The other interesting book I found was the Century volume. One of issues inclosed had the famous feud chapter from HF printed as a kind of teaser for the rest of the book. While it didn’t shine anything new on the process, it gave me a good idea of how Twain did use magazines for advertisement. The excerpt included five of EW Kemble’s illustrations as well, which shows, I think, that a big reason for buying books in the 19th century was the art that came with them. (Twain’s letters to his publishers, which I found in an edited volume by Hamlin Hill confirm this.)
While the trip wasn’t a rousing success, I think there were points I could take away. However, since I didn’t get to handle any primary documents, I made a second trip to another archive: NYU’s.
The Chase–Second Day
Feeling like it would be good to handle primary documents, instead of the still helpful books I found in NYPL, I used ArchiveGrid to find another archive nearby. This time I located one that held two letters from William James. Since I am in a class on Pragmatism, I thought it could be useful to check it out. This archive was at NYU, and having applied for a MaRLi, but yet to redeem it at NYU it was a good experience to get there, get the card, and visit the archive.

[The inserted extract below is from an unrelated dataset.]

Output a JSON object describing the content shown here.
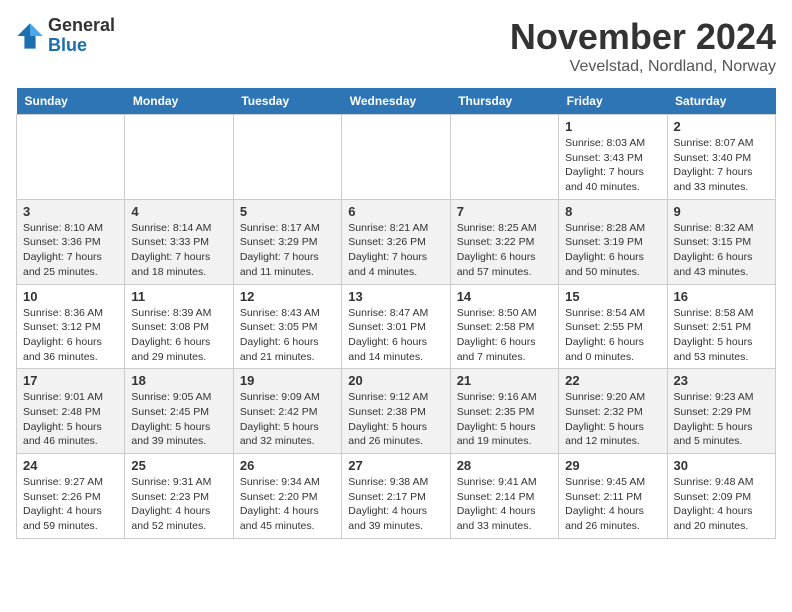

The WJ material was scant. There were two letters written in sloppy handwriting asking for copies of his book to sent to people. They were in the Helena Born collection, a single box for material created (donated?) by Helena Born, who is, as far as I can tell, an American socialist. I must admit that the visit did nothing to further my project, but it was not w/o merit.
Perhaps the most useful thing I learned was that NYU seems to have great socialist, Marxist, and labor material. These are all topics that interest me, so I’m sure I’ll be back to the archives sooner than later. I’d also recommend to anyone else dealing with labor to check them out: NYU’s Tamimant Library in particular, which is in the Bobst main library building (10th floor) by Washington Park.
But the most fun I had in the library was finding a watermark. I attended after hearing Steve Jones talk so I was feeling for lines and watermarks in the paper. One of the WJ letters had a mark visible when held to the light that read: “Royal Scot Linen / WB Clark & Co / Boston.” It was a lot of fun to see it there and know how it got there.
While neither archival visit furnished me with a perfect document, I think that it was good to get more info for my Twain paper, and fun to see Steve Jones’s facts in action. However, I decided against visiting a third archive to find a really great primary document. Two was enough for this project I thought.